About: Metastasis is a(n) research topic. Over the lifetime, 103639 publication(s) have been published within this topic receiving 3446363 citation(s). The topic is also known as: metastatic neoplasm & Metastatic Neoplasm.
31 Jan 2002-Nature
Abstract: Breast cancer patients with the same stage of disease can have markedly different treatment responses and overall outcome. The strongest predictors for metastases (for example, lymph node status and histological grade) fail to classify accurately breast tumours according to their clinical behaviour. Chemotherapy or hormonal therapy reduces the risk of distant metastases by approximately one-third; however, 70-80% of patients receiving this treatment would have survived without it. None of the signatures of breast cancer gene expression reported to date allow for patient-tailored therapy strategies. Here we used DNA microarray analysis on primary breast tumours of 117 young patients, and applied supervised classification to identify a gene expression signature strongly predictive of a short interval to distant metastases ('poor prognosis' signature) in patients without tumour cells in local lymph nodes at diagnosis (lymph node negative). In addition, we established a signature that identifies tumours of BRCA1 carriers. The poor prognosis signature consists of genes regulating cell cycle, invasion, metastasis and angiogenesis. This gene expression profile will outperform all currently used clinical parameters in predicting disease outcome. Our findings provide a strategy to select patients who would benefit from adjuvant therapy.

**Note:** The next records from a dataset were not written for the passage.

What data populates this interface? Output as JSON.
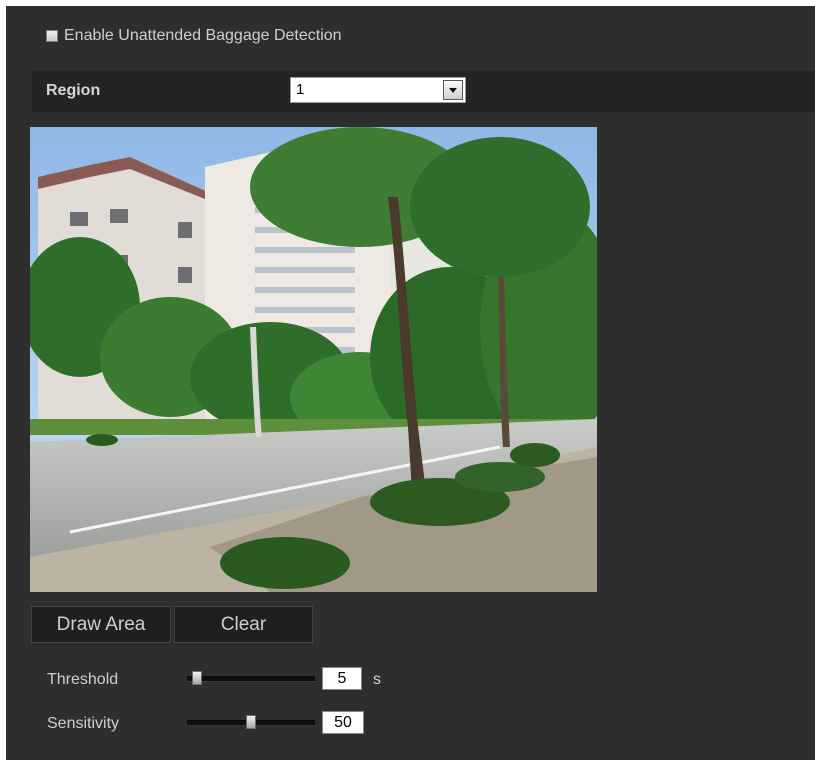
{
  "enable": {
    "label": "Enable Unattended Baggage Detection",
    "checked": false
  },
  "region": {
    "label": "Region",
    "value": "1"
  },
  "preview": {
    "alt": "camera-preview"
  },
  "buttons": {
    "draw_area": "Draw Area",
    "clear": "Clear"
  },
  "threshold": {
    "label": "Threshold",
    "value": "5",
    "unit": "s",
    "level": 0.04
  },
  "sensitivity": {
    "label": "Sensitivity",
    "value": "50",
    "level": 0.5
  },
  "colors": {
    "panel": "#2e2e2e",
    "header_bar": "#242424",
    "text": "#cfcfcf"
  }
}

24 Jul 2008-Nature
Abstract: The mediators and cellular effectors of inflammation are important constituents of the local environment of tumours. In some types of cancer, inflammatory conditions are present before a malignant change occurs. Conversely, in other types of cancer, an oncogenic change induces an inflammatory microenvironment that promotes the development of tumours. Regardless of its origin, 'smouldering' inflammation in the tumour microenvironment has many tumour-promoting effects. It aids in the proliferation and survival of malignant cells, promotes angiogenesis and metastasis, subverts adaptive immune responses, and alters responses to hormones and chemotherapeutic agents. The molecular pathways of this cancer-related inflammation are now being unravelled, resulting in the identification of new target molecules that could lead to improved diagnosis and treatment.
19 Mar 2010-Cell
Abstract: Inflammatory responses play decisive roles at different stages of tumor development, including initiation, promotion, malignant conversion, invasion, and metastasis. Inflammation also affects immune surveillance and responses to therapy. Immune cells that infiltrate tumors engage in an extensive and dynamic crosstalk with cancer cells, and some of the molecular events that mediate this dialog have been revealed. This review outlines the principal mechanisms that govern the effects of inflammation and immunity on tumor development and discusses attractive new targets for cancer therapy and prevention.
03 Jan 1991-The New England Journal of Medicine
Abstract: Background. Experimental evidence suggests that the growth of a tumor beyond a certain size requires angiogenesis, which may also permit metastasis. To investigate how tumor angiogenesis correlates with metastases in breast carcinoma, we counted microvessels (capillaries and venules) and graded the density of microvessels within the initial invasive carcinomas of 49 patients (30 with metastases and 19 without). Methods. Using light microscopy, we highlighted the vessels by staining their endothelial cells immunocyto-chemically for factor VIII. The microvessels were carefully counted (per 200×field), and their density was graded (1 to 4+), in the most active areas of neovascularization, without knowledge of the outcome in the patient, the presence or absence of metastases, or any other pertinent variable. Results. Both microvessel counts and density grades correlated with metastatic disease. The mean (±SD) count and grade in the patients with metastases were 101±49.3 and 2.95±1.00 vessels, respect...
01 Mar 2001-Nature
Abstract: Breast cancer is characterized by a distinct metastatic pattern involving the regional lymph nodes, bone marrow, lung and liver. Tumour cell migration and metastasis share many similarities with leukocyte trafficking, which is critically regulated by chemokines and their receptors. Here we report that the chemokine receptors CXCR4 and CCR7 are highly expressed in human breast cancer cells, malignant breast tumours and metastases. Their respective ligands CXCL12/SDF-1α and CCL21/6Ckine exhibit peak levels of expression in organs representing the first destinations of breast cancer metastasis. In breast cancer cells, signalling through CXCR4 or CCR7 mediates actin polymerization and pseudopodia formation, and subsequently induces chemotactic and invasive responses. In vivo, neutralizing the interactions of CXCL12/CXCR4 significantly impairs metastasis of breast cancer cells to regional lymph nodes and lung. Malignant melanoma, which has a similar metastatic pattern as breast cancer but also a high incidence of skin metastases, shows high expression levels of CCR10 in addition to CXCR4 and CCR7. Our findings indicate that chemokines and their receptors have a critical role in determining the metastatic destination of tumour cells.